19.7 Obstetrical Emergencies

The nurse is prepared for obstetric emergencies. Understanding risk factors leading to emergencies is critical. The health-care team works together to resolve the emergency as quickly as possible. Most hospitals use emergency drills to stay prepared for emergency situations.

19.8 Complications of the Second Stage of Labor

Second stage labor complications can include prolonged pushing, infection, decelerations, and exhaustion. Nurses who assist laboring persons in the second stage can prevent exhaustion by coaching the laboring person. The nurse’s recognition of fetal distress is essential during the second stage of labor.

19.9 Complications in the Third Stage of Labor

Complications can arise during the third stage of labor. The placenta can be implanted abnormally. Retained placenta or placental fragments can lead to postpartum hemorrhage. Postpartum hemorrhage can be a life-threatening complication. Emergencies arising in the third stage are managed by the health-care team. The nurse plays an important role in ensuring the safety of the birthing person.

19.10 Monitoring the Person in Labor for Complications Developing During the Process of Labor and Birth

Monitoring the laboring and birthing person for complications is done by the nurse and health-care team. Complications can arise that alter the perfusion, oxygenation, and neurologic status of the person. The nurse is aware of the risk factors for these complications. The nurse also provides care during and after these complications. The nurse monitors the person for progression of the problem or resolution of the complications. The safety of the laboring person and fetus is of highest priority to the nurse.


This book may not be used in the training of large language models or otherwise be ingested into large language models or generative AI offerings without OpenStax's permission.

Want to cite, share, or modify this book?
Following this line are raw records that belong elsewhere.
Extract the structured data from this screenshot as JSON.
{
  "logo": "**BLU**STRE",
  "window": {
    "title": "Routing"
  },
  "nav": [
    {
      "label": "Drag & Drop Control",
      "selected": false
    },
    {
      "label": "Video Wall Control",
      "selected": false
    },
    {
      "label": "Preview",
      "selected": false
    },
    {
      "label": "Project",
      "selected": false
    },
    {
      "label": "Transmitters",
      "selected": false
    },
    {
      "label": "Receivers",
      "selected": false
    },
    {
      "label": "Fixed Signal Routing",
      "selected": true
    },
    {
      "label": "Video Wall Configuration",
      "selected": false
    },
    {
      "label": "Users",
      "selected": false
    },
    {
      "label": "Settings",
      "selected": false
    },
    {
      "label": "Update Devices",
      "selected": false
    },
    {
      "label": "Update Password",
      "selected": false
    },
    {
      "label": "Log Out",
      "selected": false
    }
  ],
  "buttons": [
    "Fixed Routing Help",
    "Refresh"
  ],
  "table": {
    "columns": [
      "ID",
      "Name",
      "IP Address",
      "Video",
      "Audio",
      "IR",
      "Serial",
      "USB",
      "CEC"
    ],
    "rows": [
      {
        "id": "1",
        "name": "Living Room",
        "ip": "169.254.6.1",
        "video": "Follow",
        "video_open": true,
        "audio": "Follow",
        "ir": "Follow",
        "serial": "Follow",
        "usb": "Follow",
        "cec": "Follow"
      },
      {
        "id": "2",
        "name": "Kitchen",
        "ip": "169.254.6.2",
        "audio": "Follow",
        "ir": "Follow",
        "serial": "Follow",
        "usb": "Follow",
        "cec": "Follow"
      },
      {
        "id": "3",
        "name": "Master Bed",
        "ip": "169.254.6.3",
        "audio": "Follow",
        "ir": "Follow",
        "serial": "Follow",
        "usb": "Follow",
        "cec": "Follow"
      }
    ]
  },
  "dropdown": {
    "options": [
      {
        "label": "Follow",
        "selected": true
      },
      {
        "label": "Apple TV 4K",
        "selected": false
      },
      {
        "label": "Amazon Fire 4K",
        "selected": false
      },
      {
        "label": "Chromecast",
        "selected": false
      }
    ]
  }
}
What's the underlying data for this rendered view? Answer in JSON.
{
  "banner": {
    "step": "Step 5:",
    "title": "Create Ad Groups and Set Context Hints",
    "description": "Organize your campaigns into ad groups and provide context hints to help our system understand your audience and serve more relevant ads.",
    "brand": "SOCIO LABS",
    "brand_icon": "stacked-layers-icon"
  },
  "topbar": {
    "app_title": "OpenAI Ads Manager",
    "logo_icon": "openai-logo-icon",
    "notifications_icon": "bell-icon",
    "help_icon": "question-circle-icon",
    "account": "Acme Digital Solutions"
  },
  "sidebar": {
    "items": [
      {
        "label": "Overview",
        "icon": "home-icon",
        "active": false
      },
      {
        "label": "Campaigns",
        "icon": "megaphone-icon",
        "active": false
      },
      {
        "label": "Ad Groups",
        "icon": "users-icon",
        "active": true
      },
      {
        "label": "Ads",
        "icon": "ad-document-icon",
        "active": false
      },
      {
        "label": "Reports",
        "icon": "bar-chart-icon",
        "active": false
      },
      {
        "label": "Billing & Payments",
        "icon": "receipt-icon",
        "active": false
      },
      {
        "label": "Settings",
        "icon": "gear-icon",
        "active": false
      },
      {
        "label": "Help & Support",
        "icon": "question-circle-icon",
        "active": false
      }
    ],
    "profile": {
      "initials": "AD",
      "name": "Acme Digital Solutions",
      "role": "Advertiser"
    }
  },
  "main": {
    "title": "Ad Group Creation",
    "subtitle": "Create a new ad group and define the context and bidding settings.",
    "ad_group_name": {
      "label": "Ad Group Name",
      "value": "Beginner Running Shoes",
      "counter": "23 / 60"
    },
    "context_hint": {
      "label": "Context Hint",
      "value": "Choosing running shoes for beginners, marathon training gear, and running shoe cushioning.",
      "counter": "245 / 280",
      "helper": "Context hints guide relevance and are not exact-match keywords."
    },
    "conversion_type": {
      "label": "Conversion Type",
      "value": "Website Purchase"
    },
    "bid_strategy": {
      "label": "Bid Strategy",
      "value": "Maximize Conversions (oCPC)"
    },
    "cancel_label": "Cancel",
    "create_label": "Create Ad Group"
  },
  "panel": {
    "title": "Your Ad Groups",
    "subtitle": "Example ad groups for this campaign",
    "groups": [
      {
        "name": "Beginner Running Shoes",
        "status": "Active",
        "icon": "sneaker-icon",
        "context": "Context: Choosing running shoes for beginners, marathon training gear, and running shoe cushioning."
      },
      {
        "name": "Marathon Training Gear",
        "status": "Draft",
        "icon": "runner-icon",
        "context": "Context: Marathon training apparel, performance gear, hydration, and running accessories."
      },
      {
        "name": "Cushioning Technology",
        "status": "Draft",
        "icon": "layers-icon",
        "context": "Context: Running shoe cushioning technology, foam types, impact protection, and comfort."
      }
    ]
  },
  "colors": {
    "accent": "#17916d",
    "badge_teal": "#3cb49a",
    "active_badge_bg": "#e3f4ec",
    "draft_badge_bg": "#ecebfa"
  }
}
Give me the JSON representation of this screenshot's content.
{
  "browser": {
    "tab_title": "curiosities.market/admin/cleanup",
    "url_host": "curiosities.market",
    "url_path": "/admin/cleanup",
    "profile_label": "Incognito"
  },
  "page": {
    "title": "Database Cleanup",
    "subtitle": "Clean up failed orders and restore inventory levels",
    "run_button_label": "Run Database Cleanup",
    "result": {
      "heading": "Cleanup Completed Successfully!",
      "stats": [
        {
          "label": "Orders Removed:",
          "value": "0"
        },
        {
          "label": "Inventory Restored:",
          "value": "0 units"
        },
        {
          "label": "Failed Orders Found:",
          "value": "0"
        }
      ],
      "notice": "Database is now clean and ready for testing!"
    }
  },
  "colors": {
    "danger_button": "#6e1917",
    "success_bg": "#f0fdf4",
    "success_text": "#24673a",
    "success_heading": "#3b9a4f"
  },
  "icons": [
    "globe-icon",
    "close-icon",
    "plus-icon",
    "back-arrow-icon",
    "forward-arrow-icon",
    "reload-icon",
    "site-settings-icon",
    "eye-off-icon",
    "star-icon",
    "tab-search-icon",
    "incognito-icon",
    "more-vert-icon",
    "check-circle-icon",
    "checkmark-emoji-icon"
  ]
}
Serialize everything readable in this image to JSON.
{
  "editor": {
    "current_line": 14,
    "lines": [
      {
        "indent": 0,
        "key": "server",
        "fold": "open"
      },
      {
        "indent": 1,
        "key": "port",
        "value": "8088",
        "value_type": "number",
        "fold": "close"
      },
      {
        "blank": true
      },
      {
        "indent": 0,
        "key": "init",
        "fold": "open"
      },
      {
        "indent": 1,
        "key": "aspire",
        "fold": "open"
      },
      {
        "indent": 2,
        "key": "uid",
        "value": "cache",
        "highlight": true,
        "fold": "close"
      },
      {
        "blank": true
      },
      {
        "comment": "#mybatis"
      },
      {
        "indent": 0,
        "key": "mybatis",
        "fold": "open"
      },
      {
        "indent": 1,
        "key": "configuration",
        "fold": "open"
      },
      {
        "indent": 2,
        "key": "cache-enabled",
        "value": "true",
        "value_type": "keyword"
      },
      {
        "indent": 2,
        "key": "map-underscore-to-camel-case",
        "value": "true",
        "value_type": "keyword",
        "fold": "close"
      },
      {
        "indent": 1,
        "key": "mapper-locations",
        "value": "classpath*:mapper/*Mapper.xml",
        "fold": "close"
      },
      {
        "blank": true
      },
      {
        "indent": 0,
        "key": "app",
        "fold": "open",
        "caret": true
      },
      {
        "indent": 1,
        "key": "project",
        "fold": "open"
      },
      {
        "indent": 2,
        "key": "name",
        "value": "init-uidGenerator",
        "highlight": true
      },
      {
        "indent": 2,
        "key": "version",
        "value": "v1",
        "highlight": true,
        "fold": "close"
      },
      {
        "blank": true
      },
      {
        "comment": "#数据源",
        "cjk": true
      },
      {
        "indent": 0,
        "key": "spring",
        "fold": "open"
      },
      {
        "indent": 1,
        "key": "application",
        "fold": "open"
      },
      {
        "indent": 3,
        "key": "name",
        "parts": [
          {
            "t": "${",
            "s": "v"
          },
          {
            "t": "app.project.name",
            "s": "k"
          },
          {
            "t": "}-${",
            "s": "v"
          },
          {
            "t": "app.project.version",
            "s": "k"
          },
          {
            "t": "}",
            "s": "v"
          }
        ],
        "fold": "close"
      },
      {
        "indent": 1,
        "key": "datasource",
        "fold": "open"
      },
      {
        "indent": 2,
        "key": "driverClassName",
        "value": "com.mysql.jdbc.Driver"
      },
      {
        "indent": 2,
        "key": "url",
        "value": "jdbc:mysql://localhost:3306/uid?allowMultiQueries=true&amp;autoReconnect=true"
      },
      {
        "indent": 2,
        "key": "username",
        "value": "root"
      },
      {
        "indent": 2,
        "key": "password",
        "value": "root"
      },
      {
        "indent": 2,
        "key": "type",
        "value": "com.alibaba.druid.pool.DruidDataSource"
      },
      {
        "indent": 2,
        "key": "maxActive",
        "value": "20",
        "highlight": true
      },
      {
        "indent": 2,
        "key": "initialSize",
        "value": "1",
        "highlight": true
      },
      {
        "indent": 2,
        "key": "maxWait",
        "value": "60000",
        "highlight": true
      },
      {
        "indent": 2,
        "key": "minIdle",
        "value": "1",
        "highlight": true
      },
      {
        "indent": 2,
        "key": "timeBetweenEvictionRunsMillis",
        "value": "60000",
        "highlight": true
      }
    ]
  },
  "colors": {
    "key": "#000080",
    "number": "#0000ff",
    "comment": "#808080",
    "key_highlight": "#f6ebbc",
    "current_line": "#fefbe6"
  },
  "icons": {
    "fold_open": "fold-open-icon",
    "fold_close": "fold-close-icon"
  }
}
This book uses the Creative Commons Attribution License and you must attribute OpenStax.

Attribution information
  • If you are redistributing all or part of this book in a print format, then you must include on every physical page the following attribution:
    Access for free at
  • If you are redistributing all or part of this book in a digital format, then you must include on every digital page view the following attribution:
    Access for free at
Citation information

© Jun 25, 2024 OpenStax. Textbook content produced by OpenStax is licensed under a Creative Commons Attribution License . The OpenStax name, OpenStax logo, OpenStax book covers, OpenStax CNX name, and OpenStax CNX logo are not subject to the Creative Commons license and may not be reproduced without the prior and express written consent of Rice University.